Geohelminthiasis and malaria are global pandemics closely linked to high morbidityrnand mortality in Sub Saharan Africa. In Kenya geohelminthiasis and malaria arernpublic health problems especially in reproductive health. Despite theirr enormousrneffects on maternal health and birth outcomes information is scarce on the currentrnstatus of these infections to guide an intervention in the study area.
Thisrnstudy was conducted to determine the effects of geohelminths and malaria parasitesrnco-infection on maternal health and birth outcomes in Bungoma County.
Arnlongitudinal hospital based study was carried out from March 2016 to January 2017.rnSeven hundred and fifty expectant mothers aged between 18 to 45 years attendingrnantenatal clinic at the Bungoma County Referral hospital were enrolled in the studyrnand followed up to the time of delivery after obtaining ethical clearance. Prevalencernand intensity of specific geohelminths infection was determined by stool microscopyrnand Kato-Katz Technique. Malaria positivity prevalence and intensity wererndetermined by microscopic examination of Giemsa stained blood smearsrnHaemoglobin levels and eosinophil cell count was done using the Coulter CounterrnMachine. Peripheral Blood Films for red cell morphology were prepared and stainedrnusing Leshman stain then examined microscopically. The fitness of the neonates wasrnevaluated based on the Apgar scale. Socio economic risk factors were determinedrnusing a pre-structured and tested questionnaire.
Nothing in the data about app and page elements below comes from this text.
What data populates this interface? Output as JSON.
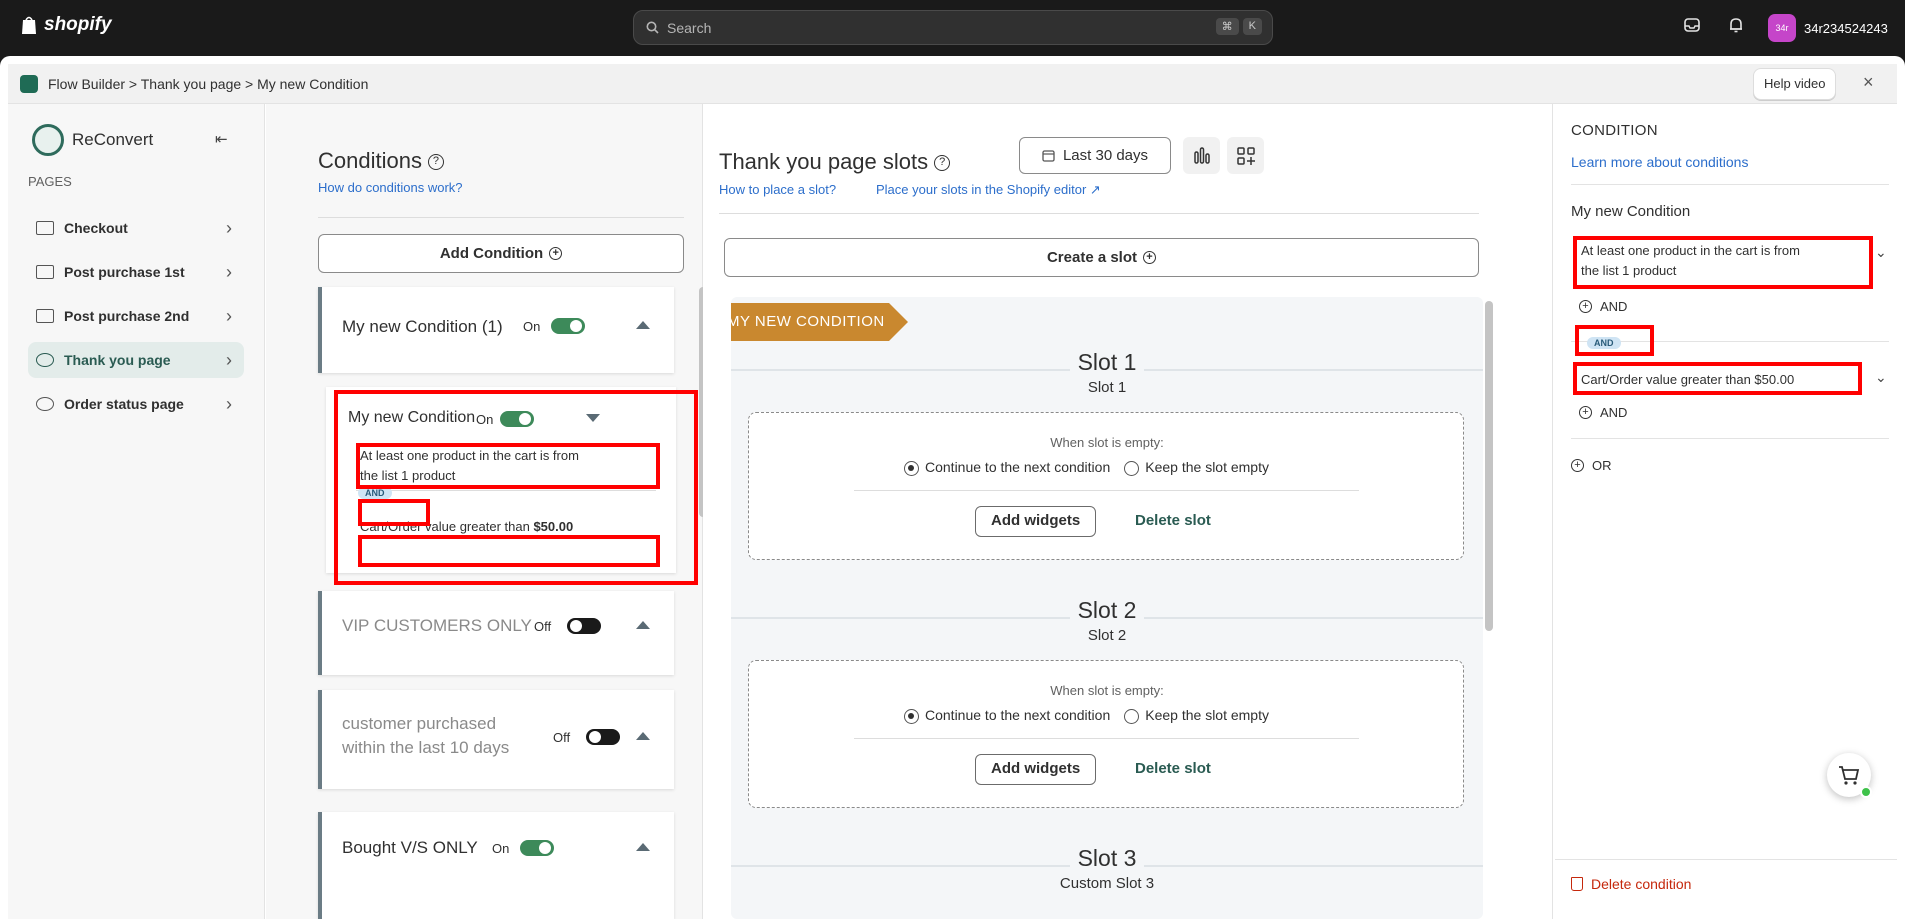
{
  "topbar": {
    "logo": "shopify",
    "search_placeholder": "Search",
    "kbd1": "⌘",
    "kbd2": "K",
    "avatar": "34r",
    "username": "34r234524243"
  },
  "app": {
    "breadcrumb": "Flow Builder > Thank you page > My new Condition",
    "help_button": "Help video",
    "close_icon": "×"
  },
  "sidebar": {
    "brand": "ReConvert",
    "pages_heading": "PAGES",
    "items": [
      {
        "label": "Checkout"
      },
      {
        "label": "Post purchase 1st"
      },
      {
        "label": "Post purchase 2nd"
      },
      {
        "label": "Thank you page"
      },
      {
        "label": "Order status page"
      }
    ]
  },
  "conditions": {
    "title": "Conditions",
    "help_link": "How do conditions work?",
    "add_button": "Add Condition",
    "cards": [
      {
        "name": "My new Condition (1)",
        "state": "On",
        "enabled": true
      },
      {
        "name": "VIP CUSTOMERS ONLY",
        "state": "Off",
        "enabled": false
      },
      {
        "name_line1": "customer purchased",
        "name_line2": "within the last 10 days",
        "state": "Off",
        "enabled": false
      },
      {
        "name": "Bought V/S ONLY",
        "state": "On",
        "enabled": true
      }
    ],
    "expanded": {
      "name": "My new Condition",
      "state": "On",
      "rule1_line1": "At least one product in the cart is from",
      "rule1_line2": "the list 1 product",
      "and": "AND",
      "rule2_prefix": "Cart/Order value greater than",
      "rule2_value": "$50.00"
    }
  },
  "slots": {
    "title": "Thank you page slots",
    "link1": "How to place a slot?",
    "link2": "Place your slots in the Shopify editor",
    "range": "Last 30 days",
    "create_button": "Create a slot",
    "ribbon": "MY NEW CONDITION",
    "empty_label": "When slot is empty:",
    "opt_continue": "Continue to the next condition",
    "opt_keep": "Keep the slot empty",
    "add_widgets": "Add widgets",
    "delete_slot": "Delete slot",
    "items": [
      {
        "title": "Slot 1",
        "subtitle": "Slot 1"
      },
      {
        "title": "Slot 2",
        "subtitle": "Slot 2"
      },
      {
        "title": "Slot 3",
        "subtitle": "Custom Slot 3"
      }
    ]
  },
  "panel": {
    "heading": "CONDITION",
    "learn_link": "Learn more about conditions",
    "name": "My new Condition",
    "rule1_line1": "At least one product in the cart is from",
    "rule1_line2": "the list 1 product",
    "and_label": "AND",
    "and_pill": "AND",
    "rule2": "Cart/Order value greater than $50.00",
    "or_label": "OR",
    "delete": "Delete condition"
  },
  "colors": {
    "accent": "#2a5b52",
    "toggle_on": "#3d8a5a",
    "ribbon": "#c9882f",
    "highlight": "#ff0000",
    "link": "#2c6ecb",
    "danger": "#c5280c"
  }
}
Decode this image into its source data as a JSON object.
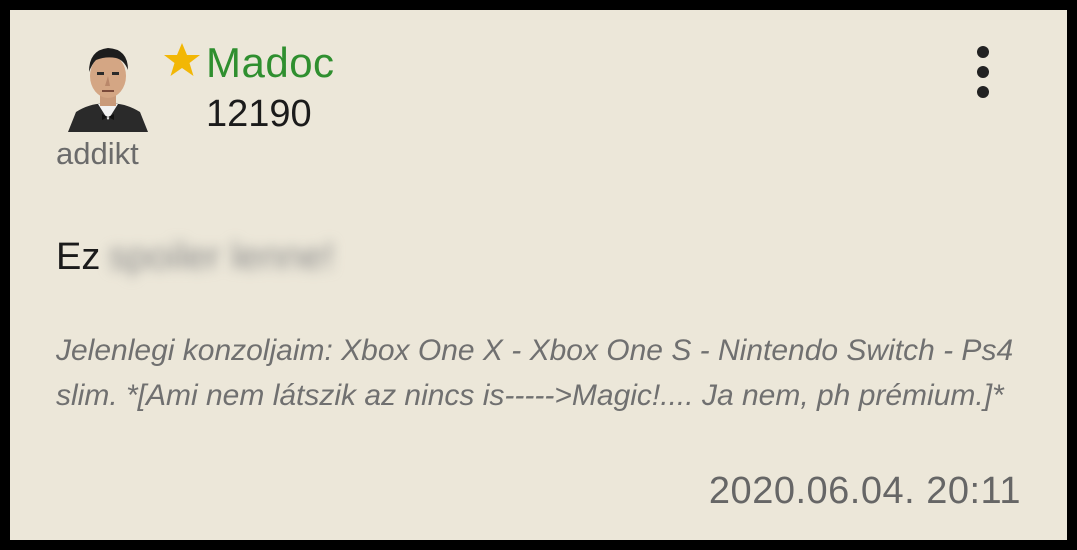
{
  "post": {
    "author": {
      "name": "Madoc",
      "score": "12190",
      "rank": "addikt",
      "badge_icon": "star-icon",
      "avatar_icon": "avatar-portrait"
    },
    "menu_icon": "more-vert-icon",
    "body": {
      "prefix": "Ez",
      "spoiler_text": "spoiler lenne!"
    },
    "signature": "Jelenlegi konzoljaim: Xbox One X - Xbox One S - Nintendo Switch - Ps4 slim. *[Ami nem látszik az nincs is----->Magic!.... Ja nem, ph prémium.]*",
    "timestamp": "2020.06.04. 20:11"
  },
  "colors": {
    "background": "#ece7d9",
    "username": "#2f8f2f",
    "star": "#f2b705",
    "muted": "#707070"
  }
}
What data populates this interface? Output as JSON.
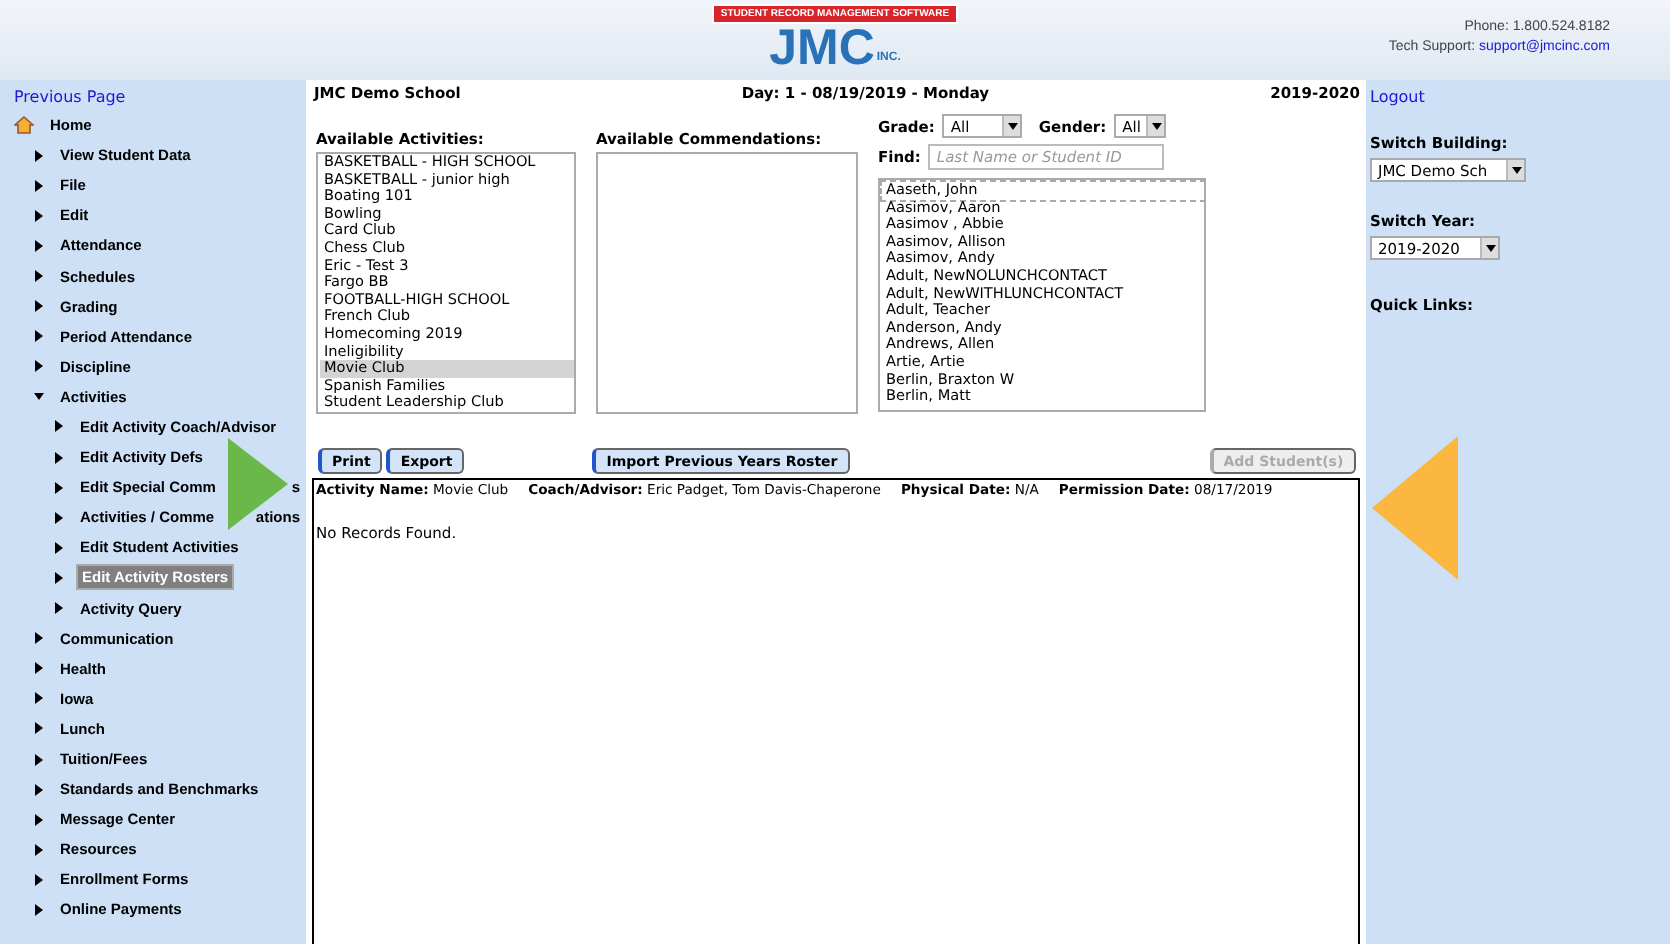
{
  "header": {
    "logo": {
      "brand": "JMC",
      "tagline": "STUDENT RECORD MANAGEMENT SOFTWARE",
      "suffix": "INC."
    },
    "phone": "Phone: 1.800.524.8182",
    "support_label": "Tech Support:",
    "support_email": "support@jmcinc.com"
  },
  "topbar": {
    "previous_page": "Previous Page",
    "school": "JMC Demo School",
    "day": "Day: 1 - 08/19/2019 - Monday",
    "year": "2019-2020",
    "logout": "Logout"
  },
  "sidebar": {
    "home": "Home",
    "items": [
      {
        "label": "View Student Data",
        "expanded": false
      },
      {
        "label": "File",
        "expanded": false
      },
      {
        "label": "Edit",
        "expanded": false
      },
      {
        "label": "Attendance",
        "expanded": false
      },
      {
        "label": "Schedules",
        "expanded": false
      },
      {
        "label": "Grading",
        "expanded": false
      },
      {
        "label": "Period Attendance",
        "expanded": false
      },
      {
        "label": "Discipline",
        "expanded": false
      },
      {
        "label": "Activities",
        "expanded": true,
        "children": [
          {
            "label": "Edit Activity Coach/Advisor",
            "selected": false
          },
          {
            "label": "Edit Activity Defs",
            "selected": false
          },
          {
            "label": "Edit Special Comm",
            "tail": "s",
            "selected": false
          },
          {
            "label": "Activities / Comme",
            "tail": "ations",
            "selected": false
          },
          {
            "label": "Edit Student Activities",
            "selected": false
          },
          {
            "label": "Edit Activity Rosters",
            "selected": true
          },
          {
            "label": "Activity Query",
            "selected": false
          }
        ]
      },
      {
        "label": "Communication",
        "expanded": false
      },
      {
        "label": "Health",
        "expanded": false
      },
      {
        "label": "Iowa",
        "expanded": false
      },
      {
        "label": "Lunch",
        "expanded": false
      },
      {
        "label": "Tuition/Fees",
        "expanded": false
      },
      {
        "label": "Standards and Benchmarks",
        "expanded": false
      },
      {
        "label": "Message Center",
        "expanded": false
      },
      {
        "label": "Resources",
        "expanded": false
      },
      {
        "label": "Enrollment Forms",
        "expanded": false
      },
      {
        "label": "Online Payments",
        "expanded": false
      }
    ]
  },
  "activities": {
    "label": "Available Activities:",
    "items": [
      {
        "label": "BASKETBALL - HIGH SCHOOL",
        "selected": false
      },
      {
        "label": "BASKETBALL - junior high",
        "selected": false
      },
      {
        "label": "Boating 101",
        "selected": false
      },
      {
        "label": "Bowling",
        "selected": false
      },
      {
        "label": "Card Club",
        "selected": false
      },
      {
        "label": "Chess Club",
        "selected": false
      },
      {
        "label": "Eric - Test 3",
        "selected": false
      },
      {
        "label": "Fargo BB",
        "selected": false
      },
      {
        "label": "FOOTBALL-HIGH SCHOOL",
        "selected": false
      },
      {
        "label": "French Club",
        "selected": false
      },
      {
        "label": "Homecoming 2019",
        "selected": false
      },
      {
        "label": "Ineligibility",
        "selected": false
      },
      {
        "label": "Movie Club",
        "selected": true
      },
      {
        "label": "Spanish Families",
        "selected": false
      },
      {
        "label": "Student Leadership Club",
        "selected": false
      }
    ]
  },
  "commendations": {
    "label": "Available Commendations:"
  },
  "filters": {
    "grade_label": "Grade:",
    "grade": "All",
    "gender_label": "Gender:",
    "gender": "All",
    "find_label": "Find:",
    "find_placeholder": "Last Name or Student ID"
  },
  "students": [
    {
      "label": "Aaseth, John",
      "focused": true
    },
    {
      "label": "Aasimov, Aaron",
      "focused": false
    },
    {
      "label": "Aasimov , Abbie",
      "focused": false
    },
    {
      "label": "Aasimov, Allison",
      "focused": false
    },
    {
      "label": "Aasimov, Andy",
      "focused": false
    },
    {
      "label": "Adult, NewNOLUNCHCONTACT",
      "focused": false
    },
    {
      "label": "Adult, NewWITHLUNCHCONTACT",
      "focused": false
    },
    {
      "label": "Adult, Teacher",
      "focused": false
    },
    {
      "label": "Anderson, Andy",
      "focused": false
    },
    {
      "label": "Andrews, Allen",
      "focused": false
    },
    {
      "label": "Artie, Artie",
      "focused": false
    },
    {
      "label": "Berlin, Braxton W",
      "focused": false
    },
    {
      "label": "Berlin, Matt",
      "focused": false
    }
  ],
  "buttons": [
    {
      "label": "Print",
      "disabled": false
    },
    {
      "label": "Export",
      "disabled": false
    },
    {
      "label": "Import Previous Years Roster",
      "disabled": false
    },
    {
      "label": "Add Student(s)",
      "disabled": true
    }
  ],
  "roster": {
    "fields": [
      {
        "label": "Activity Name:",
        "value": "Movie Club"
      },
      {
        "label": "Coach/Advisor:",
        "value": "Eric Padget, Tom Davis-Chaperone"
      },
      {
        "label": "Physical Date:",
        "value": "N/A"
      },
      {
        "label": "Permission Date:",
        "value": "08/17/2019"
      }
    ],
    "empty_message": "No Records Found."
  },
  "right_panel": {
    "building_label": "Switch Building:",
    "building": "JMC Demo Sch",
    "year_label": "Switch Year:",
    "year": "2019-2020",
    "quick_links": "Quick Links:"
  }
}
Data was analysed using STATArnversion 12. Point estimation of prevalence and intensity of geohelminths and malariarnparasites were calculated based on the stool and blood sample results. Thernrelationship of geohelminths and malaria co-infection and different explanatoryrnvariables was done using chi-squire Xrn2rn test and correlation co efficient. To identifyrnthe risk factors for geohelminthiasis and malaria mixed effects of logistic regressionrnmodels were fitted in bivariate analysis. Multivariate logistic regressions werernemployed for those variables that had significant association with disease outcome torndetermine the main socio economic risk factors of infection. P-value 0.05 wasrnconsidered significant. Odds ratios OR with a 95 confidence interval wasrncomputed to compare the strength of association between explanatory and outcomernvariables.
The results showed that the prevalence of geohelminths malaria parasitesrnand co infection was 24.7 21.6 and 6.8 respectively. Pregnant women withrngeohelminthiasis and malaria co infection were four times more likely to havernanaemia P-value 0.001 OR 4.137 CI2.088-8.195 compared to those infected withrngeohelminths or malaria parasites alone P-value 0.001 OR 0.505 CI 0.360-0.709rnand P-value 0.001 OR 0.274 CI 0.187-0.402 respectively. The odds of having lowrnbirth weight P-value 0.001 OR 0.186 CI 0.094-0.369 Preterm deliveries P-valuern0.006 OR 6.896 CI 1.755-27.101 still birth P-value 0.048 OR 3.701 CI 1.008-rn13.579 were greater in co infected women than in those not infected. Risk factorsrnfor co-infection included unemployment P-value 0.002 OR 9.588 CI 2.281-40.304rnrural residence P-value 0.752 OR 1.118 CI 0.559-2.235. Expectant mothers in theirrnsecond trimester of pregnancy were three times at risk of co-infection OR 2.961 CIrn0.892-10.060 compared to their counterparts in their first and third trimester ofrnpregnancy.
The study findings revealed that both geohelminths and malaria parasites arernprevalent in expectant mothers of Bungoma County.rnGeohelminths and malaria parasites co-infection were associated with low maternalrnhaemoglobin level and consequently increases the risk for anaemia in expectantrnwomen. Anaemic pregnant women co-infected with geohelminthiasis and malariarnhad microcytosis and hypochromasia indicating iron deficiency anaemia.rnGeohelminths and malaria parasites co-infection in this study were associated withrnstill birth and Preterm deliveries. On APGAR scale co-infection betweenrngeohelminths and malaria parasites was associated with low chances of neonatalrnsurvival at birth.rnRisk factors associated with geohelminths and malaria parasite co-infection amongrnpregnant women in Bungoma County were unemployment low income secondrntrimester of pregnancy age group between 18-27 rural residence staying in arnsemi-permanent house and primary level of education.
Publication Information
Focus County(s):
Bungoma County
Programme Area(s):
Infectious and Parasitic Diseases
Research Priority Area(s):
Disease Domain(s):
malaria in pregnancy
Document History:
Publication Date: 15.Nov.2018
Conference Title: